In Chief Counsel Advice 202118009 the IRS addresses an interesting question: “Whether tax dividends received by a shareholder who is also employed by the C corporation is subject to the net investment income tax, as well as if the answer changes if the corporation is closely held.”

Net Investment Income Under IRC §1411

IRC §1411, which was added to The Affordable Care Act, “imposes a tax on the lesser of the net investment income of a taxpayer or the taxpayer’s adjusted gross income in excess of threshold amounts that vary by filing status.”

This “net investment income” includes gross income from dividends apart from those that are the result of the ordinary course of a trade or business. (IRC §1411(c)(1)).

The situation that is addressed by the IRS is quoted below:

The Taxpayer is a shareholder in a C corporation. It was determined under examination that the corporation paid Taxpayer’s personal expenses from corporate accounts, and the payments were reclassified as dividend income paid to the Taxpayer by the corporation. The Taxpayer is also an employee of the corporation and is involved in the day-to-day operations of the corporation’s manufacturing trade or business. The facts further indicate that the corporation may be a closely-held corporation within the meaning of § 469(h)(1) as described in § 465(a)(1)(B) (the Taxpayer appears to own a majority of the shares of the corporation). The Taxpayer contends that because the Taxpayer materially participates in the manufacturing trade or business of the corporation as an employee, the dividend income that the Taxpayer received from the corporation is not subject to tax under § 1411, because the dividend income is derived in the ordinary course of a trade or business that is not a passive activity of the Taxpayer within the meaning of § 469

The deeper question is, under IRC §1411(c)(1), if a taxpayer is involved in day to day operations of the corporation whether the dividend income is removed from the investment income category found in (c)(1), or whether the dividends retain their status as investment income, and are outside the scope of the ordinary course of a trade or business.

According to the IRS, employment does not change the nature of the dividends, meaning they retain their status as part of investment income.
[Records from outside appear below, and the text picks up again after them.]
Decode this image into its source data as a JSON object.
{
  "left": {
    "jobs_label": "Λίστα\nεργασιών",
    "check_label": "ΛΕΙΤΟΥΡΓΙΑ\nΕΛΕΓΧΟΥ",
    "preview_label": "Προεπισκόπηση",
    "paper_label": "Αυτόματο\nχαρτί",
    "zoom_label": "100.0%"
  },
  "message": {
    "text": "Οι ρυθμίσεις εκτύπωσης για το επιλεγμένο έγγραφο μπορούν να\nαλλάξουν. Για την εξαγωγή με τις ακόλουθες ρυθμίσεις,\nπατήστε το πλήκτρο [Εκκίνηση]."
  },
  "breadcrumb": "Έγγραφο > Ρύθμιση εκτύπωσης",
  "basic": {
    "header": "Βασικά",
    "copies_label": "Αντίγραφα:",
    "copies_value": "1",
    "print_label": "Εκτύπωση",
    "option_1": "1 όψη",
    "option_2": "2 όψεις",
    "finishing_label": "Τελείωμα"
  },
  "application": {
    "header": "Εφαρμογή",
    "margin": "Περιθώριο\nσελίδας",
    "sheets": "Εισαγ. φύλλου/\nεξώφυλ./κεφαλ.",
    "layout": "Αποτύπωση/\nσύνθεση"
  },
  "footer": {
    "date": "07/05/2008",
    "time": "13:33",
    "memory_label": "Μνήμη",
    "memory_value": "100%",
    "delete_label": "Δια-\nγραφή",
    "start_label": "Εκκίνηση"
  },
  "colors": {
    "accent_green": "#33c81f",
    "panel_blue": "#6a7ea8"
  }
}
For more information see, Ed Zollars, CPA, Dividends Received by an Employee of a Corporation are Still Part of Net Investment Income, Kaplan Financial Education: Current Federal Tax Developments, May 7, 2021.

Special thanks to Mark J. Bade (CPA, GCMA, St. Louis, Missouri) for bringing this article to my attention.